“This is probably one of our most important ways of raising money for our mission,” Mr. Jenkins said.

Alcohol remains, by far, the most-used substance on Martha’s Vineyard and a majority of the people attribute alcohol use as the reason for entering the Vineyard House, though use of opiates and other drugs are cited as well.

It’s estimated about 25 per cent of people on the Island will drink excessively in 2023, according to data collected by the University of Wisconsin Population Health Institute, which undertakes surveys and modeling across the country. That rate was highest for any Massachusetts county, tied with Barnstable and Plymouth counties.

Martha’s Vineyard Community Services referred 74 people to detox in the last fiscal year, 65 per cent of them for alcohol use.

“The overwhelming issue is alcohol abuse,” said Stacy Wise, the outreach coordinator at the Red House, a peer recovery center on the Island. “That’s still the biggest problem on the Vineyard.”

Nearly 80 per cent of the people in recovery that the Red House coaches deal with is for alcohol. Older generations are one of the main demographics, several officials said.

“The alcohol problem is very large among the elder population on the Island,” said Chip Coblyn, a member of the Martha’s Vineyard Substance Use Disorder Coalition. “It’s more accessible, more traditional.”

Robert Cropper, the director of recovery management at the Red House, said drinking is prevalent on the Island. — Ray Ewing

The Island’s isolation and seasonality have been cited as some of the reasons for high drinking rates. Alcohol’s prevalence in everyday life and accessibility, as compared to opiates, also plays into it, said Robert Cropper, the director of recovery management at the Red House.

“It’s really difficult to escape,” he said. “People don’t know if they’re drinking a lot . . . It’s just much more insidious.”

In recent years, there have been attempts to break the stigma on-Island around substance use. Police have also started working with recovery services to visit people following an overdose to try and get them into recovery. Hub MV, another recovery program, started in the fall of 2022 in an effort to get people help before their addiction resulted in interactions with police.

But people who require detox must go off-Island. Vineyard House remains the only sober living community on the Vineyard.

Residents pay $130 a week to live at Vineyard House, and funds raised at the water tasting underwrite services not covered by rental payments, said executive director Jennifer Vogel.

“Contributions to our annual Water Tasting by the Sea can have a life-changing impact,” she said. “Together, we can bring hope and support to those on the path to recovery.”

The event will be held on Thursday, July 27 beginning at 5:30 p.m. at the Friedman estate on Oyster Pond and will include music from Rose Guerin and Jeremy Berlin. More information and tickets are available at vineyardhouse.org.
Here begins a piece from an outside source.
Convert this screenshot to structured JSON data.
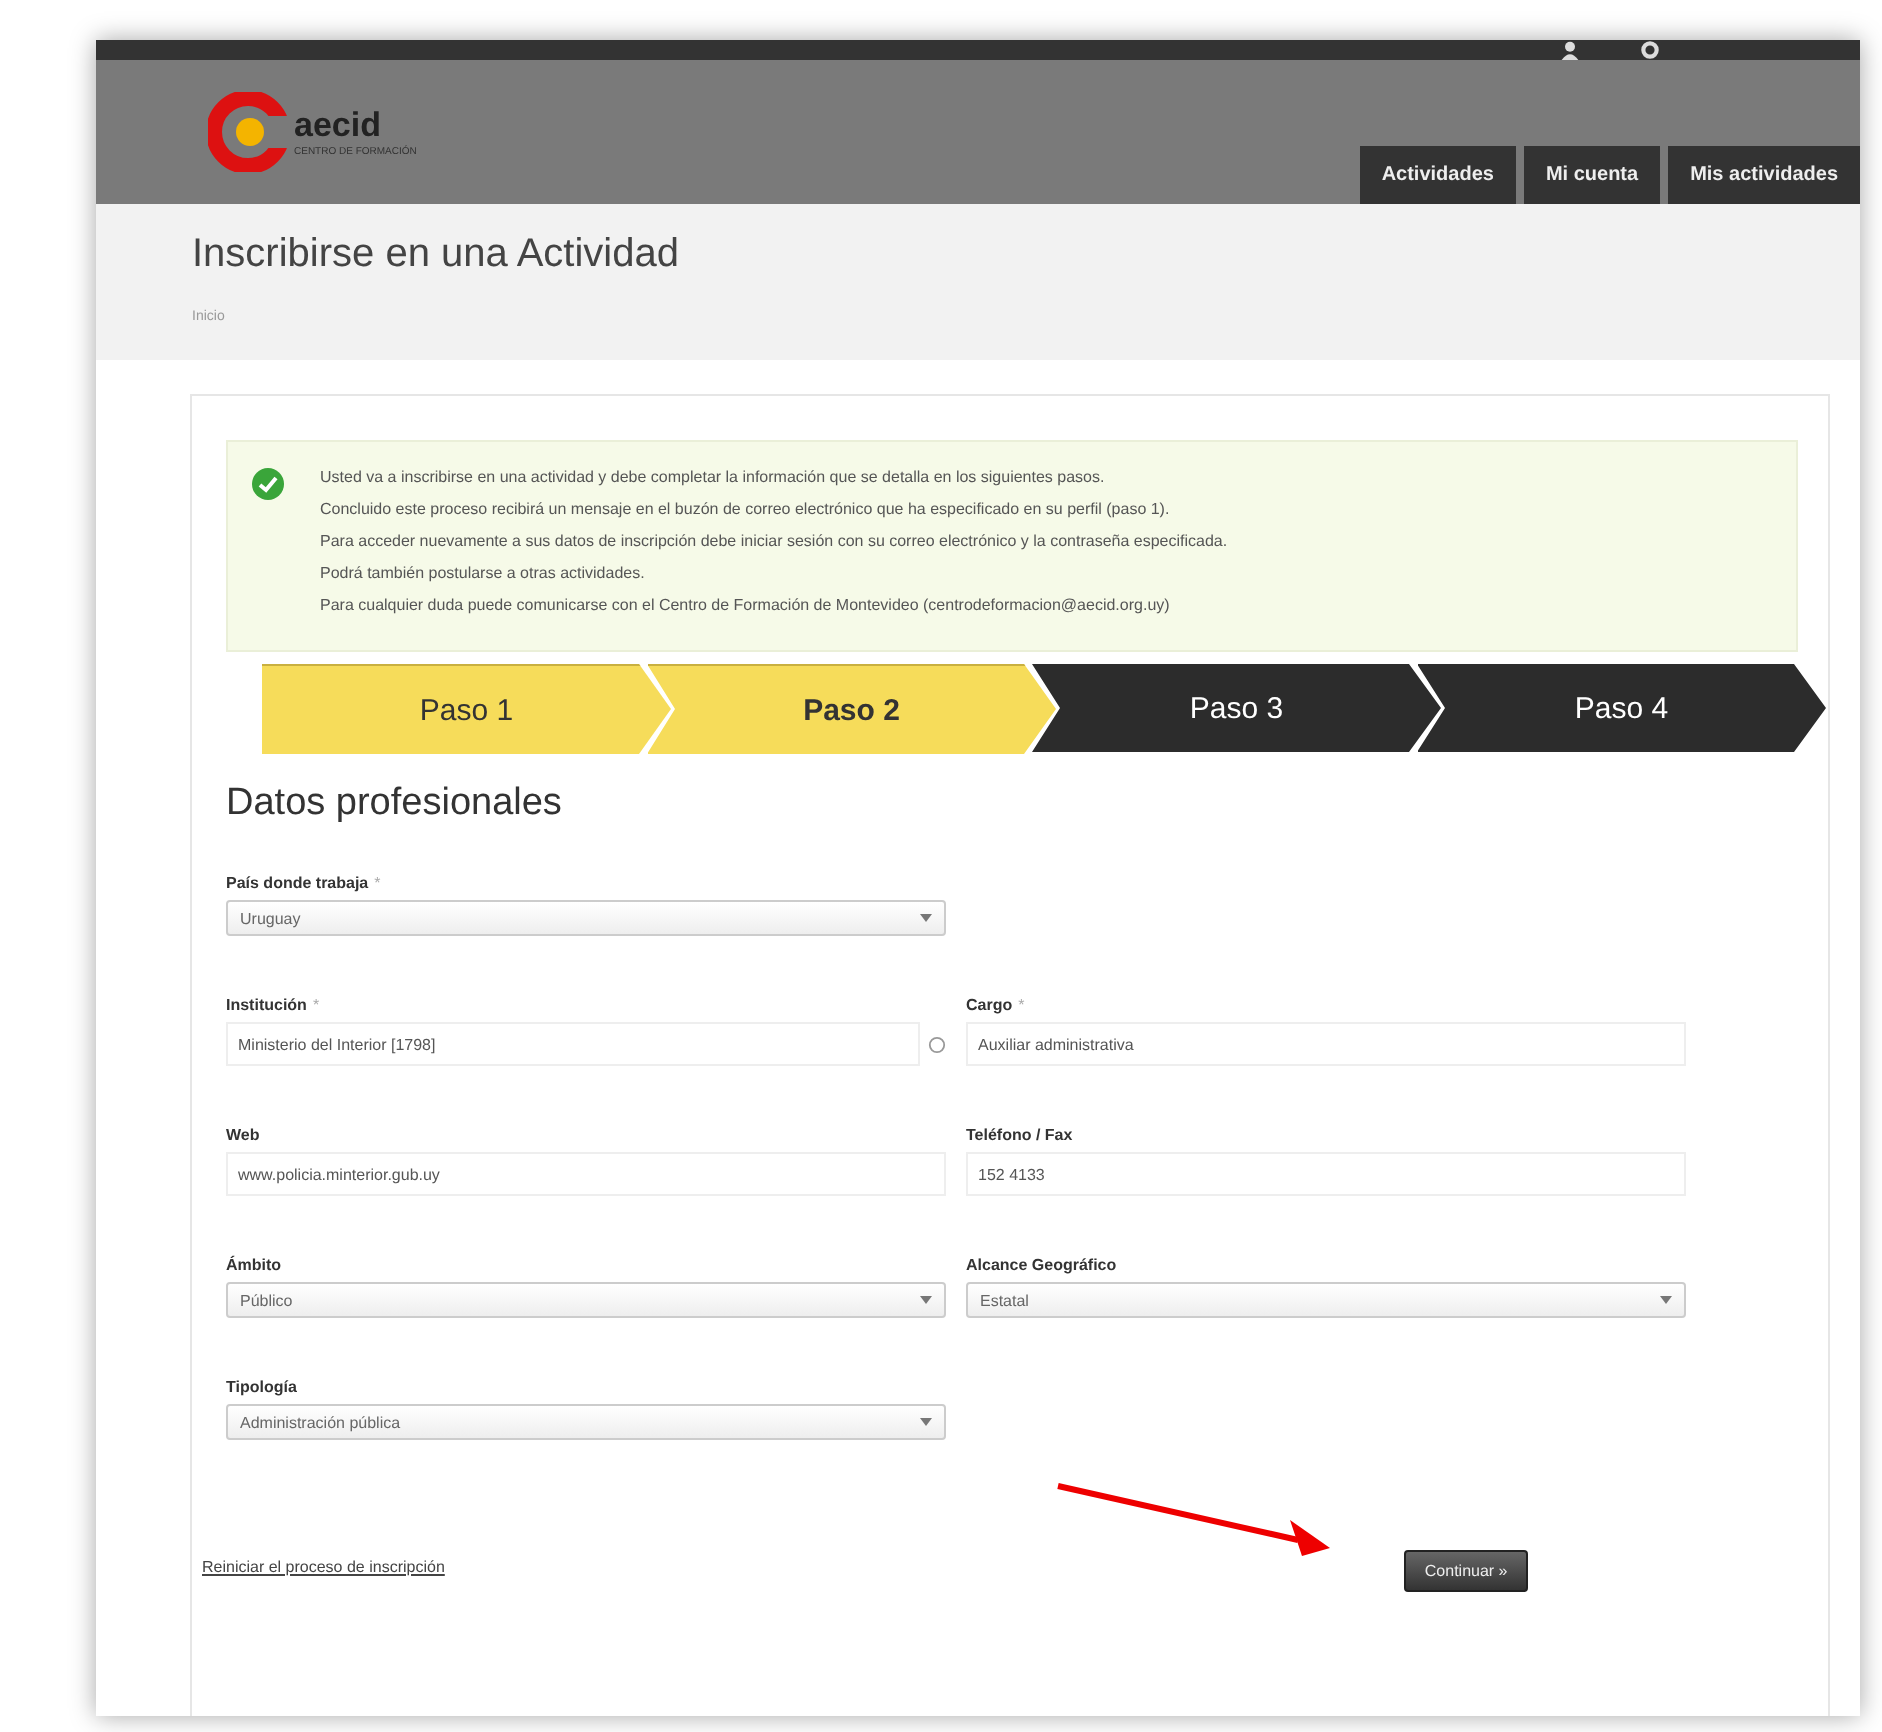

Brian Morris, a recovery coach at Island Health Care, toasted the event, saying it is a huge help for a great Island service.

“I’ll be there,” he said. “The water tastes good.”